→ Supplied material
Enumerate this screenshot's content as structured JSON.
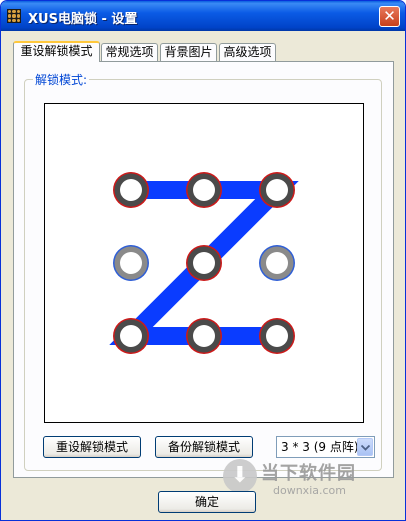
{
  "window": {
    "title": "XUS电脑锁 - 设置",
    "close_glyph": "✕",
    "app_icon": "grid-app-icon"
  },
  "tabs": [
    {
      "label": "重设解锁模式",
      "active": true
    },
    {
      "label": "常规选项",
      "active": false
    },
    {
      "label": "背景图片",
      "active": false
    },
    {
      "label": "高级选项",
      "active": false
    }
  ],
  "panel": {
    "group_label": "解锁模式:",
    "pattern": {
      "grid_size": 3,
      "path": [
        0,
        1,
        2,
        4,
        6,
        7,
        8
      ],
      "colors": {
        "line": "#0a3cff",
        "node_ring_selected": "#cc1a1a",
        "node_ring_unselected": "#2f5fd6",
        "node_outer_selected": "#4a4a4a",
        "node_outer_unselected": "#8a8a8a"
      }
    },
    "buttons": {
      "reset_label": "重设解锁模式",
      "backup_label": "备份解锁模式"
    },
    "grid_select": {
      "value": "3 * 3 (9 点阵)"
    }
  },
  "footer": {
    "ok_label": "确定"
  },
  "watermark": {
    "title": "当下软件园",
    "url": "downxia.com",
    "icon": "download-arrow-icon"
  },
  "theme": {
    "titlebar": "#0054e3",
    "window_bg": "#ece9d8",
    "group_label_color": "#0046d5"
  }
}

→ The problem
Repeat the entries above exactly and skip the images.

→ Response
Enumerate this screenshot's content as structured JSON.
{
  "window": {
    "title": "XUS电脑锁 - 设置",
    "close_glyph": "✕",
    "app_icon": "grid-app-icon"
  },
  "tabs": [
    {
      "label": "重设解锁模式",
      "active": true
    },
    {
      "label": "常规选项",
      "active": false
    },
    {
      "label": "背景图片",
      "active": false
    },
    {
      "label": "高级选项",
      "active": false
    }
  ],
  "panel": {
    "group_label": "解锁模式:",
    "pattern": {
      "grid_size": 3,
      "path": [
        0,
        1,
        2,
        4,
        6,
        7,
        8
      ],
      "colors": {
        "line": "#0a3cff",
        "node_ring_selected": "#cc1a1a",
        "node_ring_unselected": "#2f5fd6",
        "node_outer_selected": "#4a4a4a",
        "node_outer_unselected": "#8a8a8a"
      }
    },
    "buttons": {
      "reset_label": "重设解锁模式",
      "backup_label": "备份解锁模式"
    },
    "grid_select": {
      "value": "3 * 3 (9 点阵)"
    }
  },
  "footer": {
    "ok_label": "确定"
  },
  "watermark": {
    "title": "当下软件园",
    "url": "downxia.com",
    "icon": "download-arrow-icon"
  },
  "theme": {
    "titlebar": "#0054e3",
    "window_bg": "#ece9d8",
    "group_label_color": "#0046d5"
  }
}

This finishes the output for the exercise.